The health benefits
Protein foods have been shown to keep us feeling fuller for longer. This is because it takes longer for the body to digest protein, which, in turn, means it takes longer for hunger to kick in. This is handy if you need to lose weight because, in theory, you eat less. But it’s also good if you just want to avoid a rumbling stomach in the middle of a meeting or lecture. Many plant-based proteins tend to have fewer kilojoules and are typically lower in total fats (especially saturated fat) and higher in unsaturated fat and fibre than meat-based protein.
Reducing our saturated fat is good news for cardiovascular health and, for people managing their weight, the lower kilojoules are an added bonus.
There are other benefits, too. Studies have shown that replacing animal protein with plant protein can be beneficial to enhancing glycaemic control (blood glucose levels) in people with diabetes.
What to choose

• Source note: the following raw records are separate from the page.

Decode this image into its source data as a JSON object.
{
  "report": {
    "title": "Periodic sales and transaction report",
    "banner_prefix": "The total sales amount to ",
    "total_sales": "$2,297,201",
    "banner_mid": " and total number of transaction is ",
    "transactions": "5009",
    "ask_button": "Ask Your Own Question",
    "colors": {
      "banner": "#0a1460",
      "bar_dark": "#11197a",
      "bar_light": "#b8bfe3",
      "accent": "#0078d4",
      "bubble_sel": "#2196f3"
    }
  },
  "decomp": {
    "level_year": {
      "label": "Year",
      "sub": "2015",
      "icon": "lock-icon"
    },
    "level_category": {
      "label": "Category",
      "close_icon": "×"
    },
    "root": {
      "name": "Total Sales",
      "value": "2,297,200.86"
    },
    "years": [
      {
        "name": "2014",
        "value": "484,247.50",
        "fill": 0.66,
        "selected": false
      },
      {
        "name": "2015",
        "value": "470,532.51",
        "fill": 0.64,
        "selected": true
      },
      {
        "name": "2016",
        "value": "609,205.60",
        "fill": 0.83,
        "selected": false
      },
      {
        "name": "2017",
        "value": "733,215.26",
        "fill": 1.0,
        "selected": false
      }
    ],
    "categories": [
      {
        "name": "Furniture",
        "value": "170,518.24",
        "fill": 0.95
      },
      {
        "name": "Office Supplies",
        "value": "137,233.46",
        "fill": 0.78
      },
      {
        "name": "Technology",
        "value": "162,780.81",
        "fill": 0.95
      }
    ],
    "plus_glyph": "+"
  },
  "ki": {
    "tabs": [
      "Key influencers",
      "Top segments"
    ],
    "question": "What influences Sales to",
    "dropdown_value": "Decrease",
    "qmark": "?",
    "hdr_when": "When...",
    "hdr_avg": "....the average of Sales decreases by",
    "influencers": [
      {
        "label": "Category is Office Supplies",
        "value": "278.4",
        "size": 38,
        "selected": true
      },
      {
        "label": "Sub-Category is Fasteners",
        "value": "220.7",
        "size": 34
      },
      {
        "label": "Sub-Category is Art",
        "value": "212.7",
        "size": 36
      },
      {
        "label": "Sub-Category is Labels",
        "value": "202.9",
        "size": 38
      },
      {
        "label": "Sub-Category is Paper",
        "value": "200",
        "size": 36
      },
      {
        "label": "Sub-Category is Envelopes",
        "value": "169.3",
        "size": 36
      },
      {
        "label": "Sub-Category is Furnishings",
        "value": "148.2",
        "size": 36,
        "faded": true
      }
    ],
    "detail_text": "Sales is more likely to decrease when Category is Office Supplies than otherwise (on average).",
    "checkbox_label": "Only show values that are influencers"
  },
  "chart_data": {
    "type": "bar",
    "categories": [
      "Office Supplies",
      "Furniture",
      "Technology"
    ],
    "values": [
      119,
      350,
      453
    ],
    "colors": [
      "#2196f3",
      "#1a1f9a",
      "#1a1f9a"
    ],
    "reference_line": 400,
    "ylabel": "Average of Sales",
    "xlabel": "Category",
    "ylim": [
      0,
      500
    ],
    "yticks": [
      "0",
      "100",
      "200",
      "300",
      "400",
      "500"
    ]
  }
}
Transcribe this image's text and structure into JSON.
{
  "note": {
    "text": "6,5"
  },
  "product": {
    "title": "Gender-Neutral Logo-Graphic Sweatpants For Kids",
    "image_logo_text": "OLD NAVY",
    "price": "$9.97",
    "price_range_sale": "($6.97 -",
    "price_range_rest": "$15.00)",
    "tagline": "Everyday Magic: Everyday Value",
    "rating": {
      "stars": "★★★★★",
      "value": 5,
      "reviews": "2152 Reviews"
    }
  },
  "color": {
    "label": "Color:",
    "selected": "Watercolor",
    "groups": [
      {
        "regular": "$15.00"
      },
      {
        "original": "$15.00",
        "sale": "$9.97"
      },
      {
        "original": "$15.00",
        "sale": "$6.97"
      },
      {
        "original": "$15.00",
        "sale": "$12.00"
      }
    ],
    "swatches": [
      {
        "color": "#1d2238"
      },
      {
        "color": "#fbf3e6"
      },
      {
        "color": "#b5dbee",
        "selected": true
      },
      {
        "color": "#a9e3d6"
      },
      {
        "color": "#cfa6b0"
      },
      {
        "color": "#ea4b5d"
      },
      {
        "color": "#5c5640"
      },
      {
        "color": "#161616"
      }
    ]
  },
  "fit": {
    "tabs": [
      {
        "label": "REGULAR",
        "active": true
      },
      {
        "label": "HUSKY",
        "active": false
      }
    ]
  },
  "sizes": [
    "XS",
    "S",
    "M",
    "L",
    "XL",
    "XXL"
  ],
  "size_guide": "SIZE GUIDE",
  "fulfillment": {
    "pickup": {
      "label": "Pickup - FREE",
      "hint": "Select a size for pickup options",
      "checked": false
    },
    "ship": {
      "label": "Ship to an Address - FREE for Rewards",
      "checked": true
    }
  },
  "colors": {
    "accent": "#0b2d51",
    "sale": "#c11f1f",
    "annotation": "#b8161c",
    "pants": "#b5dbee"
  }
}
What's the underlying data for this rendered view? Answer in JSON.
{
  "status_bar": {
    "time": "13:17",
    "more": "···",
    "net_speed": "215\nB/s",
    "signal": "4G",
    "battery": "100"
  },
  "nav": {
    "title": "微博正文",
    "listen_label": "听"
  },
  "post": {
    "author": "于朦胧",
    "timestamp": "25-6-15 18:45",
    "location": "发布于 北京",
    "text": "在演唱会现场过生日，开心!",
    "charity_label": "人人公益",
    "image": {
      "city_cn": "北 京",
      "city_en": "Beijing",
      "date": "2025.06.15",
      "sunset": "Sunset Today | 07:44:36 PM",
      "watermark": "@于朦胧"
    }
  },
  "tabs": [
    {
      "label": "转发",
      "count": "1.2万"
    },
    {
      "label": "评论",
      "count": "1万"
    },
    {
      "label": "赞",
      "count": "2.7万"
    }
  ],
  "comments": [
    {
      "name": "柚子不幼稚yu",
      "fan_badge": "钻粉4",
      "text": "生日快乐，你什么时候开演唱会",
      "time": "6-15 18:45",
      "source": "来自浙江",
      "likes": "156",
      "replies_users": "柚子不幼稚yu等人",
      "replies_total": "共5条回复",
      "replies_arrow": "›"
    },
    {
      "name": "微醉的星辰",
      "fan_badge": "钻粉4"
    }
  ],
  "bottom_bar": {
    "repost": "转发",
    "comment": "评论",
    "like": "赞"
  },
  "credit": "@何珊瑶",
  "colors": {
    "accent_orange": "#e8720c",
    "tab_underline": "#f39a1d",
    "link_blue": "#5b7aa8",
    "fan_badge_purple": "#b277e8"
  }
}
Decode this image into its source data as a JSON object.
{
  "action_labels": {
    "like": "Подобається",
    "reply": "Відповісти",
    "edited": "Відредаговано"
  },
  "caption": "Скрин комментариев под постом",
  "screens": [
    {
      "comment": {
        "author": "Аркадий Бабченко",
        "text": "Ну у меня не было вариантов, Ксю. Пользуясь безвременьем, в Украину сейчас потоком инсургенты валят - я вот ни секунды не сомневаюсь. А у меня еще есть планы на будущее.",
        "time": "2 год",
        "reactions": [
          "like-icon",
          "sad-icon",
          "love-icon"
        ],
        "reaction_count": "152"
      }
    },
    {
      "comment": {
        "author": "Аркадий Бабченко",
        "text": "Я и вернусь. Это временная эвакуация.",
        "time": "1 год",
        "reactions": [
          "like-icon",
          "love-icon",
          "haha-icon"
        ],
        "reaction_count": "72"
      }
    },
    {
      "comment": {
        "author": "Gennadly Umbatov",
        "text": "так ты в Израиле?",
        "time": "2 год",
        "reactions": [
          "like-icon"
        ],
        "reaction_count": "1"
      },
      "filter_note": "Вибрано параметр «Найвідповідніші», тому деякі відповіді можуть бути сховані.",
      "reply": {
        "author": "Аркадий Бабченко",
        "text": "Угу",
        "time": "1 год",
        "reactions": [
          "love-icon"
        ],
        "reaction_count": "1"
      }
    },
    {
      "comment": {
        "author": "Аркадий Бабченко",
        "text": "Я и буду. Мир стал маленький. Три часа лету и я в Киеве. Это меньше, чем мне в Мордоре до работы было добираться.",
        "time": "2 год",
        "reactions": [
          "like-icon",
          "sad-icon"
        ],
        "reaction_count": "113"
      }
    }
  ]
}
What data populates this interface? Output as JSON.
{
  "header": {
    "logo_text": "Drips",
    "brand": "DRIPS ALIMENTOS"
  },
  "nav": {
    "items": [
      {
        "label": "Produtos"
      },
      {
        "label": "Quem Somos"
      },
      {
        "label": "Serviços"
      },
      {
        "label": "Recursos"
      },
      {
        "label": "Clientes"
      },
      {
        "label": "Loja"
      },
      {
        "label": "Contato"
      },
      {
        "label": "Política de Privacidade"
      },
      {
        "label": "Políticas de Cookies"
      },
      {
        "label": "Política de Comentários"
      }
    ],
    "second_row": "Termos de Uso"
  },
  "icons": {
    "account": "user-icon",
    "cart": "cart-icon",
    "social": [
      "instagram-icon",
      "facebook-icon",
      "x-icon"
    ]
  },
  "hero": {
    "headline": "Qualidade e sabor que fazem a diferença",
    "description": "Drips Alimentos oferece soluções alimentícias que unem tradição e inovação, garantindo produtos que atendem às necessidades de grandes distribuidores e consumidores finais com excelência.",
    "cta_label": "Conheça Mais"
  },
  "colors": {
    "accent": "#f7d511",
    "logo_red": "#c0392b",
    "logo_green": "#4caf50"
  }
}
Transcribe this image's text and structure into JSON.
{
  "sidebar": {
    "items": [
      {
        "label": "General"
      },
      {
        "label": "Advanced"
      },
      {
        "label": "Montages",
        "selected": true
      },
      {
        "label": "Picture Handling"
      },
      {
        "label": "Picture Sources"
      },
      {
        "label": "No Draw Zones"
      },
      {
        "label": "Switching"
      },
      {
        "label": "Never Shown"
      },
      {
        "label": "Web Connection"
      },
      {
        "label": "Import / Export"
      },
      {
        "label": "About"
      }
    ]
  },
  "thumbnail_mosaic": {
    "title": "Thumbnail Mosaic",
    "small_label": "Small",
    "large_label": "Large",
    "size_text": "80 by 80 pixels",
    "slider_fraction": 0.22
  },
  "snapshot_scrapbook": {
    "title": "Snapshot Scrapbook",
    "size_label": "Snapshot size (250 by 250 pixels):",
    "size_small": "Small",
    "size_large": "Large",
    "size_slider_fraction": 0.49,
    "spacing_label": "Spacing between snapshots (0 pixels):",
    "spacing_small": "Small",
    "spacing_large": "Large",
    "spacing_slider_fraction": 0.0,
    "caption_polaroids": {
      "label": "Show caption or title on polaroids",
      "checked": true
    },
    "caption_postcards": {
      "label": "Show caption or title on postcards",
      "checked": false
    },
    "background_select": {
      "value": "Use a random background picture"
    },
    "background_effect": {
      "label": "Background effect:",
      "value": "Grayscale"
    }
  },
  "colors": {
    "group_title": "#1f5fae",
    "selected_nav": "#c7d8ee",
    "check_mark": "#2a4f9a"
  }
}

Plant protein may not sound sexy, but once you know what counts and how to include it in your diet, it becomes easy. For example, add tofu and Quorn to stir-fries instead of beef or pork, and bulk out salads with lentils and pulses.
We recommend choosing a plant-based protein snack if you need a mid-morning boost, or when you hit that mid-afternoon slump and it’s a long time until dinner. Grab a handful of unsalted nuts, or a slice of wholegrain toast with a nut butter that has no added sugar or salt. See the HFG guide to plant-based protein (below) for more snack-ready ideas.
There’s strong evidence to suggest that eating high-quality protein within one to two hours of completing weight training can help muscle recovery. Better still, studies have shown eating protein after resistance training over a period of 10–24 weeks can help to increase muscle mass and strength.
You need around 10-20g of high-quality protein to stimulate protein synthesis in the muscles.
Plant-based sources can be just as good as animal sources, so choose a wide variety to ensure you reap the benefits.
HFG guide to plant-based protein
|3 tablespoons hummus||3g|
|1 tablespoon no-added-sugar-or-salt peanut butter||4g|
|1 slice wholegrain bread||4g|
|150g soy yoghurt||8g|
|200ml fortified unsweetened soy milk||2-6g|
|30g unsalted almonds||6g|
|30g sunflower seeds||7g|
|30g unsalted peanuts||8g|
|1/2 can red kidney beans (120g drained)||8g|
|1/2 can chickpeas (120g drained)||9g|
|1/2 can lite baked beans||9g|
|1/2 can lentils (120g drained)||6g|
|120g firm tofu||9-16g|
|100g Quorn mince||18g|
Article sources and references
- Biolo G et al. 1997. An abundant supply of amino acids enhances the metabolic effect of exercise on muscle protein. American Journal of Physiology 273:E122-9https://www.ncbi.nlm.nih.gov/pubmed/9252488
- Harland J & Garton L. 2015. White paper: The plant-based plan, alprofoundation.orghttp://www.alprofoundation.org/files/White-Paper.pdf
- Ministry of Health. 2015. Eating and Activity Guidelines for New Zealand Adults. Wellington: Ministry of Healthhttps://www.health.govt.nz/publication/eating-and-activity-guidelines-new-zealand-adults
- Position of the Academy of Nutrition and Dietetics, Dietitians of Canada, and the American College of Sports Medicine. 2016. Nutrition and athletic performance. Canadian Journal of Dietetic Practice & Research 77:54https://www.ncbi.nlm.nih.gov/pubmed/26920240
- Tipton KD & Wolfe RR. 2001. Exercise, protein metabolism and muscle growth. International Journal of Sport Nutrition & Exercise Metabolism 11:109-32https://www.ncbi.nlm.nih.gov/pubmed/11255140
- Wolfe RR. 2006. Skeletal muscle protein metabolism and resistance exercise. Journal of Nutrition 136:S525-8https://www.ncbi.nlm.nih.gov/pubmed/16424140
- World Health Organization. 2015. Healthy diet. Fact sheet N°394, who.int/mediacentre/factsheets/fs394/en/https://www.who.int/nutrition/publications/nutrientrequirements/healthydiet_factsheet394.pdf